§ Data extract:
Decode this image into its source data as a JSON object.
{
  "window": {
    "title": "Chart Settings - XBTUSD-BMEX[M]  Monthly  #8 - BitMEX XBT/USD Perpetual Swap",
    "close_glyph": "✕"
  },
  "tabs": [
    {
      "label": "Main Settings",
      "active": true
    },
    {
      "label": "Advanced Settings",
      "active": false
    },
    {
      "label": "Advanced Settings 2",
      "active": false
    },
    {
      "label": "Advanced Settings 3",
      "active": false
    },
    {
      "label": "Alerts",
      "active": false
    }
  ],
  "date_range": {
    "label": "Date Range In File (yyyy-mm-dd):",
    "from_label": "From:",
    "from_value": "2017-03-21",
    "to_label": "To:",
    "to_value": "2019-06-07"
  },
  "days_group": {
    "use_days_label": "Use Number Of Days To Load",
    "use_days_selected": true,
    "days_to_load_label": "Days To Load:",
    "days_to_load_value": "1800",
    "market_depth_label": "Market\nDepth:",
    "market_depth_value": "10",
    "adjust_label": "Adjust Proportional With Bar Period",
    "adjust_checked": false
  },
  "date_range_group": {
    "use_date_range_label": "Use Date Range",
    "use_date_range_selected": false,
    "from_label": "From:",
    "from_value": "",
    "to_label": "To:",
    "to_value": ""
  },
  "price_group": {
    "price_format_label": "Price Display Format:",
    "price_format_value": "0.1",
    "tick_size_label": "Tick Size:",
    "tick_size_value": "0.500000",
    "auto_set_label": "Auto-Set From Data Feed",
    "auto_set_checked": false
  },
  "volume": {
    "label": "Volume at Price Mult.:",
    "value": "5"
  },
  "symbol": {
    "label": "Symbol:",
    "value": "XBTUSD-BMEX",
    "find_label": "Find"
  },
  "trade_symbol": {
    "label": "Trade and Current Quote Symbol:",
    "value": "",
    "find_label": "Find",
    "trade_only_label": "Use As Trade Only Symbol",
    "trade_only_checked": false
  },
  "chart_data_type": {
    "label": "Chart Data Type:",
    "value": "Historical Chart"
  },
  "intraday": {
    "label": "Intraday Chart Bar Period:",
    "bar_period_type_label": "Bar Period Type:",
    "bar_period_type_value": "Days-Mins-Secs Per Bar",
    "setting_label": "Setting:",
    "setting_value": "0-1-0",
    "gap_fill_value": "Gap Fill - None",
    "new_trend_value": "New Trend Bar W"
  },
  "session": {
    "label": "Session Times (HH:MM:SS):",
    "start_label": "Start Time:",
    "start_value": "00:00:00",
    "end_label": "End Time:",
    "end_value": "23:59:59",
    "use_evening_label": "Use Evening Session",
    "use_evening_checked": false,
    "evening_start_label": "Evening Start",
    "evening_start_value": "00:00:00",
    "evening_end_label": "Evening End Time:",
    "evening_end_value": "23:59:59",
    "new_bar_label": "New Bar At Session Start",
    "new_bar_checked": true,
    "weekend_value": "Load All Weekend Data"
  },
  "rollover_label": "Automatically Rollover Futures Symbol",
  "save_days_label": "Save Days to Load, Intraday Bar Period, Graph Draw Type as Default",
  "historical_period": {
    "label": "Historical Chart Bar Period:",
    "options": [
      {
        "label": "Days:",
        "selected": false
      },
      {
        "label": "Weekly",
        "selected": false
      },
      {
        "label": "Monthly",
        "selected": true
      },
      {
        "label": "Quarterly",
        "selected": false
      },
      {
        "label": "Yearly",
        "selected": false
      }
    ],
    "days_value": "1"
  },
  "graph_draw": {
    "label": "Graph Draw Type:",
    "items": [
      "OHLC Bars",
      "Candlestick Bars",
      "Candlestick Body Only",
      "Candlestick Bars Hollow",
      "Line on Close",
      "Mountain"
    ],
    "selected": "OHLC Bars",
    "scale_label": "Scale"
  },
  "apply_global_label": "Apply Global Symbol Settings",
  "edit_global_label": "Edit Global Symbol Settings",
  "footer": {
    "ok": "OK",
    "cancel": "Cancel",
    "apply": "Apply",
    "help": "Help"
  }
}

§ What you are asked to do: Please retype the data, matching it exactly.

§ Solution below:
Decode this image into its source data as a JSON object.
{
  "window": {
    "title": "Chart Settings - XBTUSD-BMEX[M]  Monthly  #8 - BitMEX XBT/USD Perpetual Swap",
    "close_glyph": "✕"
  },
  "tabs": [
    {
      "label": "Main Settings",
      "active": true
    },
    {
      "label": "Advanced Settings",
      "active": false
    },
    {
      "label": "Advanced Settings 2",
      "active": false
    },
    {
      "label": "Advanced Settings 3",
      "active": false
    },
    {
      "label": "Alerts",
      "active": false
    }
  ],
  "date_range": {
    "label": "Date Range In File (yyyy-mm-dd):",
    "from_label": "From:",
    "from_value": "2017-03-21",
    "to_label": "To:",
    "to_value": "2019-06-07"
  },
  "days_group": {
    "use_days_label": "Use Number Of Days To Load",
    "use_days_selected": true,
    "days_to_load_label": "Days To Load:",
    "days_to_load_value": "1800",
    "market_depth_label": "Market\nDepth:",
    "market_depth_value": "10",
    "adjust_label": "Adjust Proportional With Bar Period",
    "adjust_checked": false
  },
  "date_range_group": {
    "use_date_range_label": "Use Date Range",
    "use_date_range_selected": false,
    "from_label": "From:",
    "from_value": "",
    "to_label": "To:",
    "to_value": ""
  },
  "price_group": {
    "price_format_label": "Price Display Format:",
    "price_format_value": "0.1",
    "tick_size_label": "Tick Size:",
    "tick_size_value": "0.500000",
    "auto_set_label": "Auto-Set From Data Feed",
    "auto_set_checked": false
  },
  "volume": {
    "label": "Volume at Price Mult.:",
    "value": "5"
  },
  "symbol": {
    "label": "Symbol:",
    "value": "XBTUSD-BMEX",
    "find_label": "Find"
  },
  "trade_symbol": {
    "label": "Trade and Current Quote Symbol:",
    "value": "",
    "find_label": "Find",
    "trade_only_label": "Use As Trade Only Symbol",
    "trade_only_checked": false
  },
  "chart_data_type": {
    "label": "Chart Data Type:",
    "value": "Historical Chart"
  },
  "intraday": {
    "label": "Intraday Chart Bar Period:",
    "bar_period_type_label": "Bar Period Type:",
    "bar_period_type_value": "Days-Mins-Secs Per Bar",
    "setting_label": "Setting:",
    "setting_value": "0-1-0",
    "gap_fill_value": "Gap Fill - None",
    "new_trend_value": "New Trend Bar W"
  },
  "session": {
    "label": "Session Times (HH:MM:SS):",
    "start_label": "Start Time:",
    "start_value": "00:00:00",
    "end_label": "End Time:",
    "end_value": "23:59:59",
    "use_evening_label": "Use Evening Session",
    "use_evening_checked": false,
    "evening_start_label": "Evening Start",
    "evening_start_value": "00:00:00",
    "evening_end_label": "Evening End Time:",
    "evening_end_value": "23:59:59",
    "new_bar_label": "New Bar At Session Start",
    "new_bar_checked": true,
    "weekend_value": "Load All Weekend Data"
  },
  "rollover_label": "Automatically Rollover Futures Symbol",
  "save_days_label": "Save Days to Load, Intraday Bar Period, Graph Draw Type as Default",
  "historical_period": {
    "label": "Historical Chart Bar Period:",
    "options": [
      {
        "label": "Days:",
        "selected": false
      },
      {
        "label": "Weekly",
        "selected": false
      },
      {
        "label": "Monthly",
        "selected": true
      },
      {
        "label": "Quarterly",
        "selected": false
      },
      {
        "label": "Yearly",
        "selected": false
      }
    ],
    "days_value": "1"
  },
  "graph_draw": {
    "label": "Graph Draw Type:",
    "items": [
      "OHLC Bars",
      "Candlestick Bars",
      "Candlestick Body Only",
      "Candlestick Bars Hollow",
      "Line on Close",
      "Mountain"
    ],
    "selected": "OHLC Bars",
    "scale_label": "Scale"
  },
  "apply_global_label": "Apply Global Symbol Settings",
  "edit_global_label": "Edit Global Symbol Settings",
  "footer": {
    "ok": "OK",
    "cancel": "Cancel",
    "apply": "Apply",
    "help": "Help"
  }
}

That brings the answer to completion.